Saturday, 13 May 2017

EPA closes ranks

New Zealand's Environmental Protection Authority (EPA) has a statutory duty to function in a way that
contributes to the efficient, effective, and transparent management of New Zealand’s environment and natural and physical resources (emphasis added)

In its 2016 Annual Report (pdf), the EPA described (p.10) its new vision and how it proposed to pursue that vision.
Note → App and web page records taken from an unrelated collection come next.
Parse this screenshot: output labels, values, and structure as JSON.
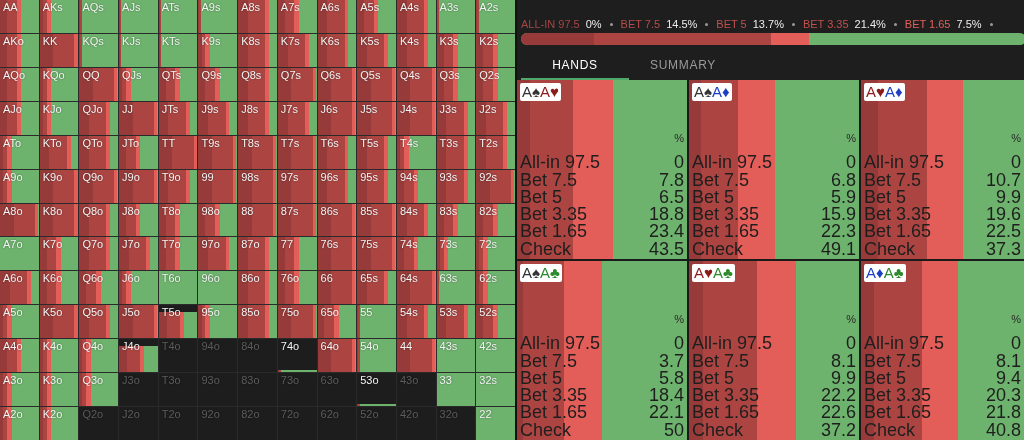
{
  "grid": {
    "rows": [
      {
        "cells": [
          {
            "hand": "AA",
            "kind": "mixed"
          },
          {
            "hand": "AKs",
            "kind": "light"
          },
          {
            "hand": "AQs",
            "kind": "trace"
          },
          {
            "hand": "AJs",
            "kind": "trace"
          },
          {
            "hand": "ATs",
            "kind": "trace"
          },
          {
            "hand": "A9s",
            "kind": "trace"
          },
          {
            "hand": "A8s",
            "kind": "heavy"
          },
          {
            "hand": "A7s",
            "kind": "mixed"
          },
          {
            "hand": "A6s",
            "kind": "heavy"
          },
          {
            "hand": "A5s",
            "kind": "mixed"
          },
          {
            "hand": "A4s",
            "kind": "heavy"
          },
          {
            "hand": "A3s",
            "kind": "trace"
          },
          {
            "hand": "A2s",
            "kind": "trace"
          }
        ]
      },
      {
        "cells": [
          {
            "hand": "AKo",
            "kind": "mixed"
          },
          {
            "hand": "KK",
            "kind": "full"
          },
          {
            "hand": "KQs",
            "kind": "trace"
          },
          {
            "hand": "KJs",
            "kind": "trace"
          },
          {
            "hand": "KTs",
            "kind": "trace"
          },
          {
            "hand": "K9s",
            "kind": "light"
          },
          {
            "hand": "K8s",
            "kind": "heavy"
          },
          {
            "hand": "K7s",
            "kind": "heavy"
          },
          {
            "hand": "K6s",
            "kind": "heavy"
          },
          {
            "hand": "K5s",
            "kind": "heavy"
          },
          {
            "hand": "K4s",
            "kind": "heavy"
          },
          {
            "hand": "K3s",
            "kind": "mixed"
          },
          {
            "hand": "K2s",
            "kind": "mixed"
          }
        ]
      },
      {
        "cells": [
          {
            "hand": "AQo",
            "kind": "mixed"
          },
          {
            "hand": "KQo",
            "kind": "light"
          },
          {
            "hand": "QQ",
            "kind": "full"
          },
          {
            "hand": "QJs",
            "kind": "light"
          },
          {
            "hand": "QTs",
            "kind": "mixed"
          },
          {
            "hand": "Q9s",
            "kind": "mixed"
          },
          {
            "hand": "Q8s",
            "kind": "heavy"
          },
          {
            "hand": "Q7s",
            "kind": "full"
          },
          {
            "hand": "Q6s",
            "kind": "full"
          },
          {
            "hand": "Q5s",
            "kind": "full"
          },
          {
            "hand": "Q4s",
            "kind": "full"
          },
          {
            "hand": "Q3s",
            "kind": "mixed"
          },
          {
            "hand": "Q2s",
            "kind": "mixed"
          }
        ]
      },
      {
        "cells": [
          {
            "hand": "AJo",
            "kind": "mixed"
          },
          {
            "hand": "KJo",
            "kind": "light"
          },
          {
            "hand": "QJo",
            "kind": "heavy"
          },
          {
            "hand": "JJ",
            "kind": "full"
          },
          {
            "hand": "JTs",
            "kind": "heavy"
          },
          {
            "hand": "J9s",
            "kind": "heavy"
          },
          {
            "hand": "J8s",
            "kind": "heavy"
          },
          {
            "hand": "J7s",
            "kind": "heavy"
          },
          {
            "hand": "J6s",
            "kind": "full"
          },
          {
            "hand": "J5s",
            "kind": "full"
          },
          {
            "hand": "J4s",
            "kind": "full"
          },
          {
            "hand": "J3s",
            "kind": "heavy"
          },
          {
            "hand": "J2s",
            "kind": "heavy"
          }
        ]
      },
      {
        "cells": [
          {
            "hand": "ATo",
            "kind": "light"
          },
          {
            "hand": "KTo",
            "kind": "heavy"
          },
          {
            "hand": "QTo",
            "kind": "heavy"
          },
          {
            "hand": "JTo",
            "kind": "mixed"
          },
          {
            "hand": "TT",
            "kind": "full"
          },
          {
            "hand": "T9s",
            "kind": "full"
          },
          {
            "hand": "T8s",
            "kind": "full"
          },
          {
            "hand": "T7s",
            "kind": "full"
          },
          {
            "hand": "T6s",
            "kind": "heavy"
          },
          {
            "hand": "T5s",
            "kind": "heavy"
          },
          {
            "hand": "T4s",
            "kind": "light"
          },
          {
            "hand": "T3s",
            "kind": "heavy"
          },
          {
            "hand": "T2s",
            "kind": "heavy"
          }
        ]
      },
      {
        "cells": [
          {
            "hand": "A9o",
            "kind": "light"
          },
          {
            "hand": "K9o",
            "kind": "full"
          },
          {
            "hand": "Q9o",
            "kind": "full"
          },
          {
            "hand": "J9o",
            "kind": "full"
          },
          {
            "hand": "T9o",
            "kind": "heavy"
          },
          {
            "hand": "99",
            "kind": "full"
          },
          {
            "hand": "98s",
            "kind": "full"
          },
          {
            "hand": "97s",
            "kind": "full"
          },
          {
            "hand": "96s",
            "kind": "heavy"
          },
          {
            "hand": "95s",
            "kind": "heavy"
          },
          {
            "hand": "94s",
            "kind": "mixed"
          },
          {
            "hand": "93s",
            "kind": "heavy"
          },
          {
            "hand": "92s",
            "kind": "full"
          }
        ]
      },
      {
        "cells": [
          {
            "hand": "A8o",
            "kind": "full"
          },
          {
            "hand": "K8o",
            "kind": "full"
          },
          {
            "hand": "Q8o",
            "kind": "heavy"
          },
          {
            "hand": "J8o",
            "kind": "mixed"
          },
          {
            "hand": "T8o",
            "kind": "mixed"
          },
          {
            "hand": "98o",
            "kind": "mixed"
          },
          {
            "hand": "88",
            "kind": "full"
          },
          {
            "hand": "87s",
            "kind": "full"
          },
          {
            "hand": "86s",
            "kind": "full"
          },
          {
            "hand": "85s",
            "kind": "full"
          },
          {
            "hand": "84s",
            "kind": "heavy"
          },
          {
            "hand": "83s",
            "kind": "mixed"
          },
          {
            "hand": "82s",
            "kind": "mixed"
          }
        ]
      },
      {
        "cells": [
          {
            "hand": "A7o",
            "kind": "check"
          },
          {
            "hand": "K7o",
            "kind": "mixed"
          },
          {
            "hand": "Q7o",
            "kind": "heavy"
          },
          {
            "hand": "J7o",
            "kind": "heavy"
          },
          {
            "hand": "T7o",
            "kind": "mixed"
          },
          {
            "hand": "97o",
            "kind": "heavy"
          },
          {
            "hand": "87o",
            "kind": "heavy"
          },
          {
            "hand": "77",
            "kind": "mixed"
          },
          {
            "hand": "76s",
            "kind": "full"
          },
          {
            "hand": "75s",
            "kind": "full"
          },
          {
            "hand": "74s",
            "kind": "mixed"
          },
          {
            "hand": "73s",
            "kind": "light"
          },
          {
            "hand": "72s",
            "kind": "light"
          }
        ]
      },
      {
        "cells": [
          {
            "hand": "A6o",
            "kind": "heavy"
          },
          {
            "hand": "K6o",
            "kind": "mixed"
          },
          {
            "hand": "Q6o",
            "kind": "mixed"
          },
          {
            "hand": "J6o",
            "kind": "light"
          },
          {
            "hand": "T6o",
            "kind": "check"
          },
          {
            "hand": "96o",
            "kind": "check"
          },
          {
            "hand": "86o",
            "kind": "heavy"
          },
          {
            "hand": "76o",
            "kind": "mixed"
          },
          {
            "hand": "66",
            "kind": "full"
          },
          {
            "hand": "65s",
            "kind": "heavy"
          },
          {
            "hand": "64s",
            "kind": "full"
          },
          {
            "hand": "63s",
            "kind": "trace"
          },
          {
            "hand": "62s",
            "kind": "light"
          }
        ]
      },
      {
        "cells": [
          {
            "hand": "A5o",
            "kind": "light"
          },
          {
            "hand": "K5o",
            "kind": "full"
          },
          {
            "hand": "Q5o",
            "kind": "heavy"
          },
          {
            "hand": "J5o",
            "kind": "full"
          },
          {
            "hand": "T5o",
            "kind": "partial"
          },
          {
            "hand": "95o",
            "kind": "light"
          },
          {
            "hand": "85o",
            "kind": "heavy"
          },
          {
            "hand": "75o",
            "kind": "full"
          },
          {
            "hand": "65o",
            "kind": "mixed"
          },
          {
            "hand": "55",
            "kind": "trace"
          },
          {
            "hand": "54s",
            "kind": "heavy"
          },
          {
            "hand": "53s",
            "kind": "heavy"
          },
          {
            "hand": "52s",
            "kind": "mixed"
          }
        ]
      },
      {
        "cells": [
          {
            "hand": "A4o",
            "kind": "mixed"
          },
          {
            "hand": "K4o",
            "kind": "light"
          },
          {
            "hand": "Q4o",
            "kind": "light"
          },
          {
            "hand": "J4o",
            "kind": "partial"
          },
          {
            "hand": "T4o",
            "kind": "empty"
          },
          {
            "hand": "94o",
            "kind": "empty"
          },
          {
            "hand": "84o",
            "kind": "empty"
          },
          {
            "hand": "74o",
            "kind": "sliver"
          },
          {
            "hand": "64o",
            "kind": "full"
          },
          {
            "hand": "54o",
            "kind": "trace"
          },
          {
            "hand": "44",
            "kind": "full"
          },
          {
            "hand": "43s",
            "kind": "check"
          },
          {
            "hand": "42s",
            "kind": "check"
          }
        ]
      },
      {
        "cells": [
          {
            "hand": "A3o",
            "kind": "light"
          },
          {
            "hand": "K3o",
            "kind": "light"
          },
          {
            "hand": "Q3o",
            "kind": "light"
          },
          {
            "hand": "J3o",
            "kind": "empty"
          },
          {
            "hand": "T3o",
            "kind": "empty"
          },
          {
            "hand": "93o",
            "kind": "empty"
          },
          {
            "hand": "83o",
            "kind": "empty"
          },
          {
            "hand": "73o",
            "kind": "empty"
          },
          {
            "hand": "63o",
            "kind": "empty"
          },
          {
            "hand": "53o",
            "kind": "sliver"
          },
          {
            "hand": "43o",
            "kind": "empty"
          },
          {
            "hand": "33",
            "kind": "check"
          },
          {
            "hand": "32s",
            "kind": "check"
          }
        ]
      },
      {
        "cells": [
          {
            "hand": "A2o",
            "kind": "light"
          },
          {
            "hand": "K2o",
            "kind": "light"
          },
          {
            "hand": "Q2o",
            "kind": "empty"
          },
          {
            "hand": "J2o",
            "kind": "empty"
          },
          {
            "hand": "T2o",
            "kind": "empty"
          },
          {
            "hand": "92o",
            "kind": "empty"
          },
          {
            "hand": "82o",
            "kind": "empty"
          },
          {
            "hand": "72o",
            "kind": "empty"
          },
          {
            "hand": "62o",
            "kind": "empty"
          },
          {
            "hand": "52o",
            "kind": "empty"
          },
          {
            "hand": "42o",
            "kind": "empty"
          },
          {
            "hand": "32o",
            "kind": "empty"
          },
          {
            "hand": "22",
            "kind": "check"
          }
        ]
      }
    ]
  },
  "legend": [
    {
      "label": "ALL-IN 97.5",
      "value": "0%",
      "color": "#a84444"
    },
    {
      "label": "BET 7.5",
      "value": "14.5%",
      "color": "#b84c4a"
    },
    {
      "label": "BET 5",
      "value": "13.7%",
      "color": "#c0504d"
    },
    {
      "label": "BET 3.35",
      "value": "21.4%",
      "color": "#c0504d"
    },
    {
      "label": "BET 1.65",
      "value": "7.5%",
      "color": "#e0605b"
    }
  ],
  "tabs": [
    {
      "label": "HANDS",
      "selected": true
    },
    {
      "label": "SUMMARY",
      "selected": false
    }
  ],
  "hands": [
    {
      "cards": [
        {
          "rank": "A",
          "suit": "♠",
          "color": "#333333"
        },
        {
          "rank": "A",
          "suit": "♥",
          "color": "#8b1a1a"
        }
      ],
      "unit": "%",
      "rows": [
        {
          "label": "All-in 97.5",
          "value": "0"
        },
        {
          "label": "Bet 7.5",
          "value": "7.8"
        },
        {
          "label": "Bet 5",
          "value": "6.5"
        },
        {
          "label": "Bet 3.35",
          "value": "18.8"
        },
        {
          "label": "Bet 1.65",
          "value": "23.4"
        },
        {
          "label": "Check",
          "value": "43.5"
        }
      ]
    },
    {
      "cards": [
        {
          "rank": "A",
          "suit": "♠",
          "color": "#333333"
        },
        {
          "rank": "A",
          "suit": "♦",
          "color": "#1d3fc4"
        }
      ],
      "unit": "%",
      "rows": [
        {
          "label": "All-in 97.5",
          "value": "0"
        },
        {
          "label": "Bet 7.5",
          "value": "6.8"
        },
        {
          "label": "Bet 5",
          "value": "5.9"
        },
        {
          "label": "Bet 3.35",
          "value": "15.9"
        },
        {
          "label": "Bet 1.65",
          "value": "22.3"
        },
        {
          "label": "Check",
          "value": "49.1"
        }
      ]
    },
    {
      "cards": [
        {
          "rank": "A",
          "suit": "♥",
          "color": "#8b1a1a"
        },
        {
          "rank": "A",
          "suit": "♦",
          "color": "#1d3fc4"
        }
      ],
      "unit": "%",
      "rows": [
        {
          "label": "All-in 97.5",
          "value": "0"
        },
        {
          "label": "Bet 7.5",
          "value": "10.7"
        },
        {
          "label": "Bet 5",
          "value": "9.9"
        },
        {
          "label": "Bet 3.35",
          "value": "19.6"
        },
        {
          "label": "Bet 1.65",
          "value": "22.5"
        },
        {
          "label": "Check",
          "value": "37.3"
        }
      ]
    },
    {
      "cards": [
        {
          "rank": "A",
          "suit": "♠",
          "color": "#333333"
        },
        {
          "rank": "A",
          "suit": "♣",
          "color": "#2c8a2c"
        }
      ],
      "unit": "%",
      "rows": [
        {
          "label": "All-in 97.5",
          "value": "0"
        },
        {
          "label": "Bet 7.5",
          "value": "3.7"
        },
        {
          "label": "Bet 5",
          "value": "5.8"
        },
        {
          "label": "Bet 3.35",
          "value": "18.4"
        },
        {
          "label": "Bet 1.65",
          "value": "22.1"
        },
        {
          "label": "Check",
          "value": "50"
        }
      ]
    },
    {
      "cards": [
        {
          "rank": "A",
          "suit": "♥",
          "color": "#8b1a1a"
        },
        {
          "rank": "A",
          "suit": "♣",
          "color": "#2c8a2c"
        }
      ],
      "unit": "%",
      "rows": [
        {
          "label": "All-in 97.5",
          "value": "0"
        },
        {
          "label": "Bet 7.5",
          "value": "8.1"
        },
        {
          "label": "Bet 5",
          "value": "9.9"
        },
        {
          "label": "Bet 3.35",
          "value": "22.2"
        },
        {
          "label": "Bet 1.65",
          "value": "22.6"
        },
        {
          "label": "Check",
          "value": "37.2"
        }
      ]
    },
    {
      "cards": [
        {
          "rank": "A",
          "suit": "♦",
          "color": "#1d3fc4"
        },
        {
          "rank": "A",
          "suit": "♣",
          "color": "#2c8a2c"
        }
      ],
      "unit": "%",
      "rows": [
        {
          "label": "All-in 97.5",
          "value": "0"
        },
        {
          "label": "Bet 7.5",
          "value": "8.1"
        },
        {
          "label": "Bet 5",
          "value": "9.4"
        },
        {
          "label": "Bet 3.35",
          "value": "20.3"
        },
        {
          "label": "Bet 1.65",
          "value": "21.8"
        },
        {
          "label": "Check",
          "value": "40.8"
        }
      ]
    }
  ]
}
Our new vision – An environment protected, enhancing our way of life and the economy – will guide our strategy over the next four years. Our vision is the high-level purpose behind our work. It underpins why we were established and what New Zealanders want from us. We will achieve this through four key principles, or pillars. They are: working together as One EPA, supported by evidence, science and mātauranga Māori; by taking a customer-centric approach to our work, by partnering and working collaboratively with others for success, and by harnessing the potential of our people. Our new strategy is set out in detail in our Statement of Intent 2016-2020. We have restructured our teams so that we can best deliver on the strategic goals and intentions that you will read about elsewhere in this Annual Report.
Fundamental to this approach, is the appointment of our Chief Scientist, Dr Jacqueline Rowarth, who will work with experts from across the natural resources sector.
I was surprised by this, particularly the last bit. My impression is that Dr Rowarth is far too invested in the status quo to effectively "work with experts from across the natural resources sector". So I lodged an OIA, quoted the above section of the EPA's annual report and made the following request...

I am not alone in regarding Dr Rowarth as being extremely antagonistic towards certain types of “experts from across the natural resources sector”. Many people remember her terribly mistaken claims regarding the quality of the Waikato River water, and have noted that neither she nor the EPA has admitted any error over this. Her most recent public pronouncements on Roundup suggest that she is not up with the science regarding glyphosate and the adjuvants with which it is mixed. I am therefore concerned that the EPA is not receiving balanced scientific advice from Dr Rowarth. Please advise which individuals and/or groups is Dr Rowarth working with to inform herself about the following topics relevant to the agriculture sector in New Zealand:
  1. Biological farming, meaning farming with a focus on stimulating and cultivating beneficial biological organisms in the soil.
  2. Antibiotic resistance through the avoidance of antibiotics, including glyphosate.

In response, right at the end of the response period, I got a letter from Allan Freeth (CEO) declining my request on the grounds that this information.
does not exist and cannot be made available without substantial collation or research
So the chief scientist of the EPA cannot name any individual or group she is working with on biological farming or antibiotic resistance.

And, her boss doesn't care.


  1. Doesn't exist AND cannot be made available without substantial collation or research... does this mean that with enough effort it can be made to exist? Like with enough collation and research we could get a second moon? I would have though that if it doesn't exist then no amount of collation and research can make it exist. And in any case, how hard is it to look through the good doctor's diary? A bit easier than creating a second moon...

  2. Im not super surprised as following the USA in creating the EPA was nothing to be excited about given its profoundly negative effects in the US, the appointment of Rowarth was not going to help either. It does disappoint nonetheless.